Forced rent auctions: What property and the government need to know about how this will (and won’t) work – Andrew Denye talks to Bisnow
Last week, the Government suggested a new plan to rejuvenate the UK’s high streets and tackle the growing issue of empty retail properties: If one such property has stood empty for more than six months, the local authority could force the owner to rent it out.
This idea has been met with scepticism by industry experts, both in reference to its function and its intended effects.
Regarding the key component that local authorities would have the power to upend centuries of private property rights, and the notion of landlords’ autonomy over their own property, Head of Retail, Andrew Denye summarises:
“You are almost saying the local authority would need to have some sort of compulsory purchase order power, but without purchasing the property. If, as being suggested, the landlord is effectively being forced to lease out their property, unless you are talking about changing landlord tenant law, the landlord will still have to enter into some sort of contract or agreement, unless you are taking ownership away from them.”

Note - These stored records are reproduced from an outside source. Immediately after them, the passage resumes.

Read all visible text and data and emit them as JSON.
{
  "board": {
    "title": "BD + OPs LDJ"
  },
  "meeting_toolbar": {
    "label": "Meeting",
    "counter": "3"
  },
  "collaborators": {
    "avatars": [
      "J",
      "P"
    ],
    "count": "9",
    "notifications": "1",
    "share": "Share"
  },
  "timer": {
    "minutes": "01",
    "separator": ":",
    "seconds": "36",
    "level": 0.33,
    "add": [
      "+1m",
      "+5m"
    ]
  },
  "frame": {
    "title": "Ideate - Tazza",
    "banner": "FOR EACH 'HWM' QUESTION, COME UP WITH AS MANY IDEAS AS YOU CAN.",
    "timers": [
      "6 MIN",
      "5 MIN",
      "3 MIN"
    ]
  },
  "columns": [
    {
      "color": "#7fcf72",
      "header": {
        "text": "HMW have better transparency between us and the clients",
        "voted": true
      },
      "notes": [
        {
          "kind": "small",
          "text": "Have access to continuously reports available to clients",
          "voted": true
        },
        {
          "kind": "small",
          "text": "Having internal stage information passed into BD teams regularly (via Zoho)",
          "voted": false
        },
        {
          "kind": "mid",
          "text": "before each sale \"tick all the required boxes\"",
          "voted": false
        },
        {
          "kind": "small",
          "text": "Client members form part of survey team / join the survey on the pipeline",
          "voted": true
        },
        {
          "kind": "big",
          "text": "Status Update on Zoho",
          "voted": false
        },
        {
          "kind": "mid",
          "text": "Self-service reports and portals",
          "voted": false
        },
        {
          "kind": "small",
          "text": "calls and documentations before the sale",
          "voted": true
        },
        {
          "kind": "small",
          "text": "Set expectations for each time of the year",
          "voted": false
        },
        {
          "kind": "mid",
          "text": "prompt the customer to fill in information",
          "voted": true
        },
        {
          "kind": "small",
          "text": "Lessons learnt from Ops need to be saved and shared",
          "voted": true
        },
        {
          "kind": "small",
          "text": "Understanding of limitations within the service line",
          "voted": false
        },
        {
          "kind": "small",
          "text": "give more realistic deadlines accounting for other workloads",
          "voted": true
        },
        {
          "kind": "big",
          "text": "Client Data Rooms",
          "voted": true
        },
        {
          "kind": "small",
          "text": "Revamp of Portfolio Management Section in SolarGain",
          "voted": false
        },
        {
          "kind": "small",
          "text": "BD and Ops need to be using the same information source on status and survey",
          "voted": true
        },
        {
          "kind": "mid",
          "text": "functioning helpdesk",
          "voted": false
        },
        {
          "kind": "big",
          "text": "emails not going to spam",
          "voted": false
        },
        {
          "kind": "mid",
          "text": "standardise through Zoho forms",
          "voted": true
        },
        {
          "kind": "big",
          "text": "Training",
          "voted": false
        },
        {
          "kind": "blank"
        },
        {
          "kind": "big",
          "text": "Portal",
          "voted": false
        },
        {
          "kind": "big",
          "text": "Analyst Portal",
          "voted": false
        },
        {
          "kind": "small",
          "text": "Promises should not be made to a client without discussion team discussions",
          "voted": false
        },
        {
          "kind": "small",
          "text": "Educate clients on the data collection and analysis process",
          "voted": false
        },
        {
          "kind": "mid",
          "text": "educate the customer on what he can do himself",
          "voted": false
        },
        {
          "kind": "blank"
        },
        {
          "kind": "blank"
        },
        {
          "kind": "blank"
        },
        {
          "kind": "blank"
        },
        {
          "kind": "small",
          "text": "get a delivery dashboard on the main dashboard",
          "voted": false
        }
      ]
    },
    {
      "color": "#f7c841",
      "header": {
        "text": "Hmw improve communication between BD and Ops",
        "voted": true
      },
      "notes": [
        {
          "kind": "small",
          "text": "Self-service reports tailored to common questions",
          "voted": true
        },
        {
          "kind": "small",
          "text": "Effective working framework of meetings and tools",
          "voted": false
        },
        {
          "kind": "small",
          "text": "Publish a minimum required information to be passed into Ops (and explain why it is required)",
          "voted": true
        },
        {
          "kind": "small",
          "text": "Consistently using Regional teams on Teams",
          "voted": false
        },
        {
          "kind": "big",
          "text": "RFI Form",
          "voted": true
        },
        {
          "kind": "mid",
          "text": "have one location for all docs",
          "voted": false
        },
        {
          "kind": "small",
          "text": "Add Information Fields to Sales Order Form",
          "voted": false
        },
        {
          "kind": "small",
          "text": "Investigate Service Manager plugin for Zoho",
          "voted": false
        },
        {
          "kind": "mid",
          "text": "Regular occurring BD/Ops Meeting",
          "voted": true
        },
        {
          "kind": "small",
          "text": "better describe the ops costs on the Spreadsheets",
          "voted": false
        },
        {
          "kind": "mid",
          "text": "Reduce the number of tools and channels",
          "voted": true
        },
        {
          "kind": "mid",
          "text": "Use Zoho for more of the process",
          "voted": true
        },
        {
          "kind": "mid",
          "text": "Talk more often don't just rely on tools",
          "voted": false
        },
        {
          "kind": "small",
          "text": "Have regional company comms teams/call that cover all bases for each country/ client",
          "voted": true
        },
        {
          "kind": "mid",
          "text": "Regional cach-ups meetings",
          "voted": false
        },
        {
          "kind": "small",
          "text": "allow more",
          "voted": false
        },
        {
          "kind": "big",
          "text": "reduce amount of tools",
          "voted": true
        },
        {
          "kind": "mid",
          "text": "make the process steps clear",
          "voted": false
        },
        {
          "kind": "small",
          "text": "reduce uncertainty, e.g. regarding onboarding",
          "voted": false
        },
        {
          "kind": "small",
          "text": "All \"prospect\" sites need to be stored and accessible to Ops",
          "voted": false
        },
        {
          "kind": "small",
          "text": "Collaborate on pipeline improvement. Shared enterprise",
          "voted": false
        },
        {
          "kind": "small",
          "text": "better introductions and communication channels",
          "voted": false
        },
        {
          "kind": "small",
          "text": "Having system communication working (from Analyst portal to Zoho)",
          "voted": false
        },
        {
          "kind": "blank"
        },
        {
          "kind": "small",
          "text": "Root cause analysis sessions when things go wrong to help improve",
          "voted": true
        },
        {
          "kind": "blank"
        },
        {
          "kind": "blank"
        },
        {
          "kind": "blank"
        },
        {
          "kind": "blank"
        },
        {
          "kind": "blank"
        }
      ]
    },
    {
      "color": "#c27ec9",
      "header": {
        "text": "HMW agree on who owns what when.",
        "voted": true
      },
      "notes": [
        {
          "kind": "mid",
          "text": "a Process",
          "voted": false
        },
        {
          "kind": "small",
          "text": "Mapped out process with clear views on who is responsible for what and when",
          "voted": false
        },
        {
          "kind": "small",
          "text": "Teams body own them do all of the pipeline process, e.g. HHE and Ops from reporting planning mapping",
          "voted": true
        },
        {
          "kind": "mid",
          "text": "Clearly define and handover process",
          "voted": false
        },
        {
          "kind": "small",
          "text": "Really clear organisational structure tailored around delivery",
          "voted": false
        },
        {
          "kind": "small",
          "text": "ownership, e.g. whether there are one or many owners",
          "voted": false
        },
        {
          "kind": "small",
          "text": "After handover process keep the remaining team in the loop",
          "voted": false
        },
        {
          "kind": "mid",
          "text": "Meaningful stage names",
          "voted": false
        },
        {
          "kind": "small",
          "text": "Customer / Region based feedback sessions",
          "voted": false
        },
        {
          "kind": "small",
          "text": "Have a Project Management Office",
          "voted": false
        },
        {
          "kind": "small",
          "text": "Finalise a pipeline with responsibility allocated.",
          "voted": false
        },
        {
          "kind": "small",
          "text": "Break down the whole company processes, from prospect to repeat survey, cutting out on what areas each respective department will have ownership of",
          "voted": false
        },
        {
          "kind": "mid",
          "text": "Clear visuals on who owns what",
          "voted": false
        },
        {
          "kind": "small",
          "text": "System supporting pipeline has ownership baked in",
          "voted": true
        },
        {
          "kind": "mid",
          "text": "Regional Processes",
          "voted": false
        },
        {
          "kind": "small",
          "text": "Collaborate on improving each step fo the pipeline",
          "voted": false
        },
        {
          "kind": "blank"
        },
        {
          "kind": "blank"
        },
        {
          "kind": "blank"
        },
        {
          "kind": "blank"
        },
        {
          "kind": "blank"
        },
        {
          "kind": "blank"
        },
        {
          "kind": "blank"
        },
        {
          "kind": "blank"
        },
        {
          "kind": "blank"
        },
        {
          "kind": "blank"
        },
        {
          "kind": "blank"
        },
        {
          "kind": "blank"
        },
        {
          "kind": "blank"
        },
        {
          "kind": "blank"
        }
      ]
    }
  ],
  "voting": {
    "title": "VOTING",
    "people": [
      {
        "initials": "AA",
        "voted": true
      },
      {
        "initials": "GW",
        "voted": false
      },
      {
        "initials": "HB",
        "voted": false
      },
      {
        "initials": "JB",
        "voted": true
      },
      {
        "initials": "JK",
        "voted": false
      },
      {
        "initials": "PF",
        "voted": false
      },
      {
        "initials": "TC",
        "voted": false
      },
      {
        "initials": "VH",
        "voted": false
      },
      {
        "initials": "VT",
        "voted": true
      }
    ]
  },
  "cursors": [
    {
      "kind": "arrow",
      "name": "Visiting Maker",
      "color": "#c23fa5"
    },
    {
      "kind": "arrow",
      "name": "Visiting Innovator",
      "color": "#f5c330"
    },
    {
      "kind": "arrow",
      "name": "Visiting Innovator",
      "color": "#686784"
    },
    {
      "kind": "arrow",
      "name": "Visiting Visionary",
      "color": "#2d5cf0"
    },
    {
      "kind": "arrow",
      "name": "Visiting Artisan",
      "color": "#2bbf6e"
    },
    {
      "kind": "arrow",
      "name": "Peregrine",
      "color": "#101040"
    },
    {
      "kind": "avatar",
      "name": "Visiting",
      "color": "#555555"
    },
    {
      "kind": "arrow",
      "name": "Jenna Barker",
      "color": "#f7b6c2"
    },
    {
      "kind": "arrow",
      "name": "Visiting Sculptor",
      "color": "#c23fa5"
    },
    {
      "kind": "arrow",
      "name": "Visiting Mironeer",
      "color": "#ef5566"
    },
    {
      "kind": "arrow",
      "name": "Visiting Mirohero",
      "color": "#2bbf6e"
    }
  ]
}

Andrew shares the view among industry experts that the proposal has an air of political short-termism.
He said: “I keep coming back to this idea of levelling up. For those areas that do need levelling up, I’m not sure they will get anything from this because there isn’t the demand for retail premises in these areas – it doesn’t change the fact that there is just too much retail.”